#### [WHAT THE TASK ASKS]
Which lines of the entries contain the string "video"? Please find them and copy them.

· · · · · · ·

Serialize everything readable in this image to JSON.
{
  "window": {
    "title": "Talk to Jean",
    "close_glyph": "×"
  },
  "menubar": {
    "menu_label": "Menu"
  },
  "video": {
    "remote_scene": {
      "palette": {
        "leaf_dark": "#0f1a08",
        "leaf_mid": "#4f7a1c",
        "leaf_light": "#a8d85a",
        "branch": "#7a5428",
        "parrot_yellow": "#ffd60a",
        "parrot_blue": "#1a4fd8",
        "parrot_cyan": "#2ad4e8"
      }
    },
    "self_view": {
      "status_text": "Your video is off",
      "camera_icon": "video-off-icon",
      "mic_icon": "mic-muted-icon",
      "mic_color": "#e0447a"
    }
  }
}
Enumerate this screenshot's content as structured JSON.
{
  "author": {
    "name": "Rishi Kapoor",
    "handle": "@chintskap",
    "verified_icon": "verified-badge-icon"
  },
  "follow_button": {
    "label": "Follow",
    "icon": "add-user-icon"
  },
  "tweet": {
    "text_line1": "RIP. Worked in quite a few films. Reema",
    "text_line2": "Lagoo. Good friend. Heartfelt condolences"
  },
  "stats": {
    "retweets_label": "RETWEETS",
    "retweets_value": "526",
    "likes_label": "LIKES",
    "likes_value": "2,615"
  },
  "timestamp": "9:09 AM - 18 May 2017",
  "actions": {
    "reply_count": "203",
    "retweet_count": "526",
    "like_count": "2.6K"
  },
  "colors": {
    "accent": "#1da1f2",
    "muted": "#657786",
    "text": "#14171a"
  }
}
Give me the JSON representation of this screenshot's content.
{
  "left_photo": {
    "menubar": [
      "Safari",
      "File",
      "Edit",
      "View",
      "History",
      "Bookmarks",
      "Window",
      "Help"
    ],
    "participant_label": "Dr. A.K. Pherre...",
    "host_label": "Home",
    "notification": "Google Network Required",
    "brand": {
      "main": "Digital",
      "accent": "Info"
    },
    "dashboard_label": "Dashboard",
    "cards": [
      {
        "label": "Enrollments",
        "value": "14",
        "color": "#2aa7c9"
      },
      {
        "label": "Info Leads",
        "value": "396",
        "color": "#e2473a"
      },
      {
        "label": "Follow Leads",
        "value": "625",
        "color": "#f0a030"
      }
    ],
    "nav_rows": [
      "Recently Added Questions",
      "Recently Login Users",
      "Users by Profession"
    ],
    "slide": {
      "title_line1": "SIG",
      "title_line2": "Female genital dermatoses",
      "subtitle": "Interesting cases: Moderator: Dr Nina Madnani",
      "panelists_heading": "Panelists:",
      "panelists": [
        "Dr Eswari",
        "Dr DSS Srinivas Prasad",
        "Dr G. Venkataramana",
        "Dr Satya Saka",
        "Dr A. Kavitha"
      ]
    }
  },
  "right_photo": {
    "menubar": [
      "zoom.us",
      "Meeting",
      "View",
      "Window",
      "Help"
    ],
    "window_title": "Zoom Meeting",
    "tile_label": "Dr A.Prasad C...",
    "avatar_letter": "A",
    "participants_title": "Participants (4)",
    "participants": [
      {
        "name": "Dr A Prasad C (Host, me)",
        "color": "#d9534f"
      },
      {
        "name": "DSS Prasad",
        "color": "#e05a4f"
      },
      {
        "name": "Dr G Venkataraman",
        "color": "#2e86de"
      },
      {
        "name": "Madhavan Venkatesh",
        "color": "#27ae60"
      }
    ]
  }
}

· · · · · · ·

#### [ANSWER TO THE PROBLEM]
  "video": {
      "status_text": "Your video is off",
      "camera_icon": "video-off-icon",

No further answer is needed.